• **Exercise prompt**
Could you please reproduce all the records below exactly, leaving out the images?

• **Records to use**
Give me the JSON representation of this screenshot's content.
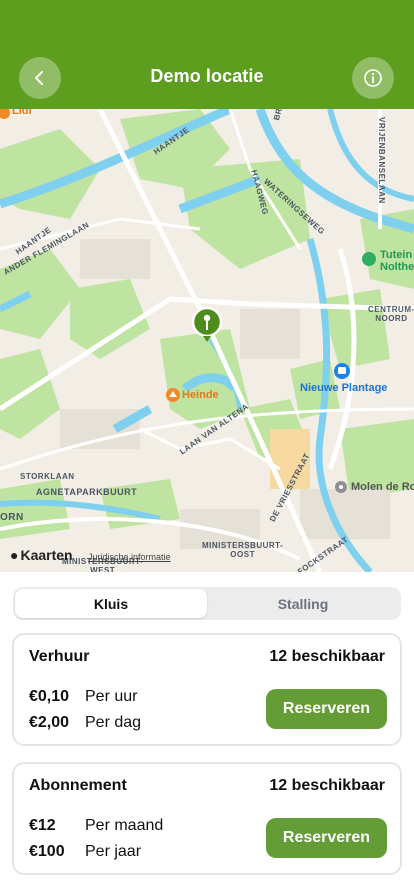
{
  "header": {
    "title": "Demo locatie",
    "back_icon": "chevron-left-icon",
    "info_icon": "info-icon",
    "color": "#5e9e1f"
  },
  "map": {
    "street_labels": {
      "brassersplein": "BRASSERSPLEIN",
      "haagweg": "HAAGWEG",
      "vrijenbanselaan": "VRIJENBANSELAAN",
      "wateringseweg": "WATERINGSEWEG",
      "haantje1": "HAANTJE",
      "haantje2": "HAANTJE",
      "fleminglaan": "ANDER FLEMINGLAAN",
      "centrum_noord": "CENTRUM-\nNOORD",
      "laan_van_altena": "LAAN VAN ALTENA",
      "storklaan": "STORKLAAN",
      "agnetapark": "AGNETAPARKBUURT",
      "orn": "ORN",
      "ministersbuurt_west": "MINISTERSBUURT-\nWEST",
      "ministersbuurt_oost": "MINISTERSBUURT-\nOOST",
      "de_vriesstraat": "DE VRIESSTRAAT",
      "fockstraat": "FOCKSTRAAT"
    },
    "pois": {
      "lidl": "Lidl",
      "heinde": "Heinde",
      "tutein_1": "Tutein",
      "tutein_2": "Nolthe",
      "nieuwe_plantage": "Nieuwe Plantage",
      "molen": "Molen de Ro"
    },
    "logo_text": "Kaarten",
    "legal_text": "Juridische informatie",
    "marker_color": "#4f8c1e"
  },
  "tabs": {
    "items": [
      "Kluis",
      "Stalling"
    ],
    "active": "Kluis"
  },
  "cards": [
    {
      "title": "Verhuur",
      "availability": "12 beschikbaar",
      "prices": [
        {
          "amount": "€0,10",
          "unit": "Per uur"
        },
        {
          "amount": "€2,00",
          "unit": "Per dag"
        }
      ],
      "button": "Reserveren"
    },
    {
      "title": "Abonnement",
      "availability": "12 beschikbaar",
      "prices": [
        {
          "amount": "€12",
          "unit": "Per maand"
        },
        {
          "amount": "€100",
          "unit": "Per jaar"
        }
      ],
      "button": "Reserveren"
    }
  ],
  "accent": "#649c35"
}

• **Answer box**
Give me the JSON representation of this screenshot's content.
{
  "header": {
    "title": "Demo locatie",
    "back_icon": "chevron-left-icon",
    "info_icon": "info-icon",
    "color": "#5e9e1f"
  },
  "map": {
    "street_labels": {
      "brassersplein": "BRASSERSPLEIN",
      "haagweg": "HAAGWEG",
      "vrijenbanselaan": "VRIJENBANSELAAN",
      "wateringseweg": "WATERINGSEWEG",
      "haantje1": "HAANTJE",
      "haantje2": "HAANTJE",
      "fleminglaan": "ANDER FLEMINGLAAN",
      "centrum_noord": "CENTRUM-\nNOORD",
      "laan_van_altena": "LAAN VAN ALTENA",
      "storklaan": "STORKLAAN",
      "agnetapark": "AGNETAPARKBUURT",
      "orn": "ORN",
      "ministersbuurt_west": "MINISTERSBUURT-\nWEST",
      "ministersbuurt_oost": "MINISTERSBUURT-\nOOST",
      "de_vriesstraat": "DE VRIESSTRAAT",
      "fockstraat": "FOCKSTRAAT"
    },
    "pois": {
      "lidl": "Lidl",
      "heinde": "Heinde",
      "tutein_1": "Tutein",
      "tutein_2": "Nolthe",
      "nieuwe_plantage": "Nieuwe Plantage",
      "molen": "Molen de Ro"
    },
    "logo_text": "Kaarten",
    "legal_text": "Juridische informatie",
    "marker_color": "#4f8c1e"
  },
  "tabs": {
    "items": [
      "Kluis",
      "Stalling"
    ],
    "active": "Kluis"
  },
  "cards": [
    {
      "title": "Verhuur",
      "availability": "12 beschikbaar",
      "prices": [
        {
          "amount": "€0,10",
          "unit": "Per uur"
        },
        {
          "amount": "€2,00",
          "unit": "Per dag"
        }
      ],
      "button": "Reserveren"
    },
    {
      "title": "Abonnement",
      "availability": "12 beschikbaar",
      "prices": [
        {
          "amount": "€12",
          "unit": "Per maand"
        },
        {
          "amount": "€100",
          "unit": "Per jaar"
        }
      ],
      "button": "Reserveren"
    }
  ],
  "accent": "#649c35"
}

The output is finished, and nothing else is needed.